“Let me be more precise: I would say 30 per cent of Tajiks are devoted Wahhabis,” he continues. “And 40 per cent don’t consider themselves Wahhabis, but by their beliefs and actions, you can see that this is what they believe.”

Putin has tried to adapt to these new challenges. A youth minister at a mosque in Dagestan, a province from which many young men traveled to Syria to fight for ISIS, tells Rubin of his efforts to combat radicalism, including a personal appearance by Putin himself:

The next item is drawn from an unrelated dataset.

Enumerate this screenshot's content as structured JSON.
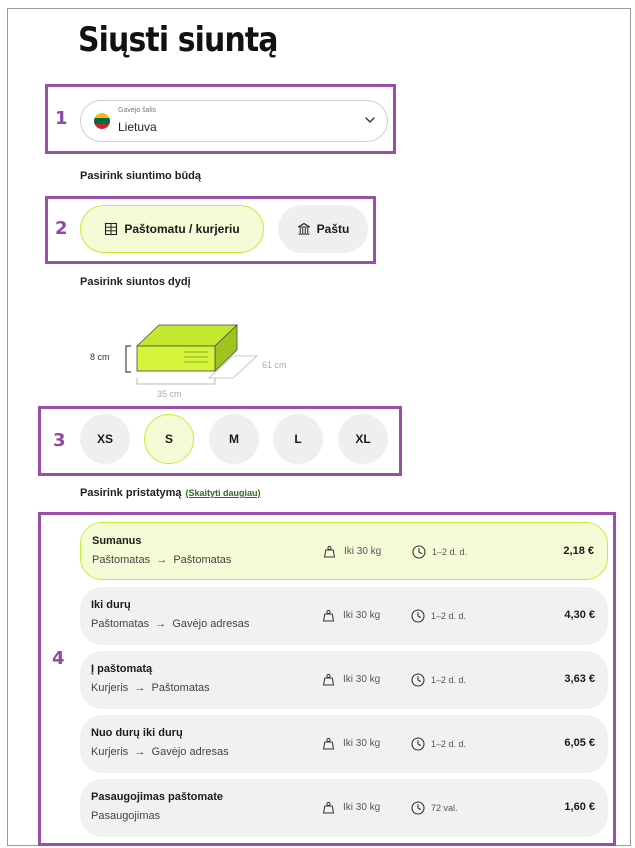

I invited all the parents of boys who had gone off to Syria to the town hall. I wanted to talk to them, to find out their worries, and also what is driving their children to do this. Usually, you know, they go off because they have been promised a car, a house, money—it’s a way to get rich for them. A lot of them also have this idea that, you know, “we can’t live in the Russian Federation, it’s dar al-harb.” So we got Qaradaghi [a Kurdish scholar] down here to explain to them about dar al-silm. We had a conference with muftis from Moscow and Tatarstan. Putin also came. He said: “Allah has deprived Erdogan of reason.” He used the word Allah! Muslims were amazed!

But simply saying “Allah” is not enough to win over all of Russia’s tens of millions of Muslims, as last month’s terrorist attack proved. Muslim gangs have also been gaining strength in Russia’s prisons, to the point that jamaats have taken control of entire prisons, defeating not only the guards but also Russia’s traditional prison mafias. Many Muslim prison gang leaders are veterans of the Caucasian and Syrian wars.

Putin gave a speech in 2023 in which he said, literally, that diversity is Russia’s strength. In many ways, this is true. Russia would not be Russia without its Buryats and Yakuts, its Balts and Armenians. But as the recent deportation of thousands of Tajik migrant workers shows, Putin’s commitment to diversity only goes so far.